_DIRECTIONS FOR THIS TASK:_ What lines in the following entries hold the word "JSON"? Copy each one.

_MATERIAL FOR THIS TASK:_

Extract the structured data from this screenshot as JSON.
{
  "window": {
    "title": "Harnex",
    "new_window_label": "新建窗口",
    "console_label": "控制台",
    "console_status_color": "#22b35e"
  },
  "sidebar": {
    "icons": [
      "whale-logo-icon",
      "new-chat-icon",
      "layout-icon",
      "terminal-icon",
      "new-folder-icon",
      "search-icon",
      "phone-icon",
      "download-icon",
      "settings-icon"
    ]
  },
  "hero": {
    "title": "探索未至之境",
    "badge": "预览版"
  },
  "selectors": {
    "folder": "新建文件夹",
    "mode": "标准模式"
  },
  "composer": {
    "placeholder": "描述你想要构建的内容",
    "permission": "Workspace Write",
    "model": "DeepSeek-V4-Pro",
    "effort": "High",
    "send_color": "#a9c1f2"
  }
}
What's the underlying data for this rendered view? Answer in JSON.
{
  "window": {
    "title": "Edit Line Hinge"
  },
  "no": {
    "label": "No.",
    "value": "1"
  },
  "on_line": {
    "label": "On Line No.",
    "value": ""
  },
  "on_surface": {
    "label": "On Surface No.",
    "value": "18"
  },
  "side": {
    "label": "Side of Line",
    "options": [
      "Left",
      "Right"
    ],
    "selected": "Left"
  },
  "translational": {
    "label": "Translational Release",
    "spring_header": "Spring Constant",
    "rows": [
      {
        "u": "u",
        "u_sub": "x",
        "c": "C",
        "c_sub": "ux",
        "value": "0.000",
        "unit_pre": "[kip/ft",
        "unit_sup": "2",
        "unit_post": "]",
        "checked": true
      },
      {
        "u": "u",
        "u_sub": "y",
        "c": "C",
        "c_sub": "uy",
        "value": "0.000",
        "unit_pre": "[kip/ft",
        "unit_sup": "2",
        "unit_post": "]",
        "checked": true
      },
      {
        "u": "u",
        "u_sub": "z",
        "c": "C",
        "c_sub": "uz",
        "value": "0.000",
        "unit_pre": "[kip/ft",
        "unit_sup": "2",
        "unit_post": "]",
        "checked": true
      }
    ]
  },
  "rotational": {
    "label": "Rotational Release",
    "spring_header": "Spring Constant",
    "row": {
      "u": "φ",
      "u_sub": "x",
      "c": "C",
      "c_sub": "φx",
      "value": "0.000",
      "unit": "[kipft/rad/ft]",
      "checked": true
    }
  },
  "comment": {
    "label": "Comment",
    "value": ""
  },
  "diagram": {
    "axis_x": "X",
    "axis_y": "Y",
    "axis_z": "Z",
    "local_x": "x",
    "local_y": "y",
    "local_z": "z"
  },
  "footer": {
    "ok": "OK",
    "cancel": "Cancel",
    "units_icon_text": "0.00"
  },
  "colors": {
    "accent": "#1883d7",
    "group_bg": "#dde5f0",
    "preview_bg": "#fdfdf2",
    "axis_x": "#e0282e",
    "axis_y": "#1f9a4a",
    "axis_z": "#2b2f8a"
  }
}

_WRITTEN REPLY:_
Extract the structured data from this screenshot as JSON.
What's the underlying data for this rendered view? Answer in JSON.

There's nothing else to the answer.